▶ _Problem description_
Write out every entry below word for word, leaving nothing out.

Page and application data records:
===============

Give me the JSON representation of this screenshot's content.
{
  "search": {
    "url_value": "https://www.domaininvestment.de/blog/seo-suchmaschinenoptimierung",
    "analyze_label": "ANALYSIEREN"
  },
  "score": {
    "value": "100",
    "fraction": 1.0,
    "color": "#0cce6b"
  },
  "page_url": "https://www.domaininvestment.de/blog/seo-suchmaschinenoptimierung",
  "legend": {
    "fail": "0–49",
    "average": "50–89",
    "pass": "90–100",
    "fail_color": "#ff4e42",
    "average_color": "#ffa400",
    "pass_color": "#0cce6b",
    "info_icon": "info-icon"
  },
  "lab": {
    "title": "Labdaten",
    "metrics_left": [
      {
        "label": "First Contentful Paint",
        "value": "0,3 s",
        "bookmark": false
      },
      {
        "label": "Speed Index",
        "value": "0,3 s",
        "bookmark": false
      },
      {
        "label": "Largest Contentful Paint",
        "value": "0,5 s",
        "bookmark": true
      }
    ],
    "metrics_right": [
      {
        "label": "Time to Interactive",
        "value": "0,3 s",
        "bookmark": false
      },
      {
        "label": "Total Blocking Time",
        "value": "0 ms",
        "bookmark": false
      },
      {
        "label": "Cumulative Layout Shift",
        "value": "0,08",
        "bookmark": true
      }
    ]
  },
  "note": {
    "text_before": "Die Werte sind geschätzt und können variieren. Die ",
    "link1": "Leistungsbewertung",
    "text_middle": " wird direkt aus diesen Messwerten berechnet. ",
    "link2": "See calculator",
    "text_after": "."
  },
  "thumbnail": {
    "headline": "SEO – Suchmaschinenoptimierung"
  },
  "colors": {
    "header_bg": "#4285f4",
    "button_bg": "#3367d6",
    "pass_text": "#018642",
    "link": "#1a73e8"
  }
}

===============

▶ _Response area_
Give me the JSON representation of this screenshot's content.
{
  "search": {
    "url_value": "https://www.domaininvestment.de/blog/seo-suchmaschinenoptimierung",
    "analyze_label": "ANALYSIEREN"
  },
  "score": {
    "value": "100",
    "fraction": 1.0,
    "color": "#0cce6b"
  },
  "page_url": "https://www.domaininvestment.de/blog/seo-suchmaschinenoptimierung",
  "legend": {
    "fail": "0–49",
    "average": "50–89",
    "pass": "90–100",
    "fail_color": "#ff4e42",
    "average_color": "#ffa400",
    "pass_color": "#0cce6b",
    "info_icon": "info-icon"
  },
  "lab": {
    "title": "Labdaten",
    "metrics_left": [
      {
        "label": "First Contentful Paint",
        "value": "0,3 s",
        "bookmark": false
      },
      {
        "label": "Speed Index",
        "value": "0,3 s",
        "bookmark": false
      },
      {
        "label": "Largest Contentful Paint",
        "value": "0,5 s",
        "bookmark": true
      }
    ],
    "metrics_right": [
      {
        "label": "Time to Interactive",
        "value": "0,3 s",
        "bookmark": false
      },
      {
        "label": "Total Blocking Time",
        "value": "0 ms",
        "bookmark": false
      },
      {
        "label": "Cumulative Layout Shift",
        "value": "0,08",
        "bookmark": true
      }
    ]
  },
  "note": {
    "text_before": "Die Werte sind geschätzt und können variieren. Die ",
    "link1": "Leistungsbewertung",
    "text_middle": " wird direkt aus diesen Messwerten berechnet. ",
    "link2": "See calculator",
    "text_after": "."
  },
  "thumbnail": {
    "headline": "SEO – Suchmaschinenoptimierung"
  },
  "colors": {
    "header_bg": "#4285f4",
    "button_bg": "#3367d6",
    "pass_text": "#018642",
    "link": "#1a73e8"
  }
}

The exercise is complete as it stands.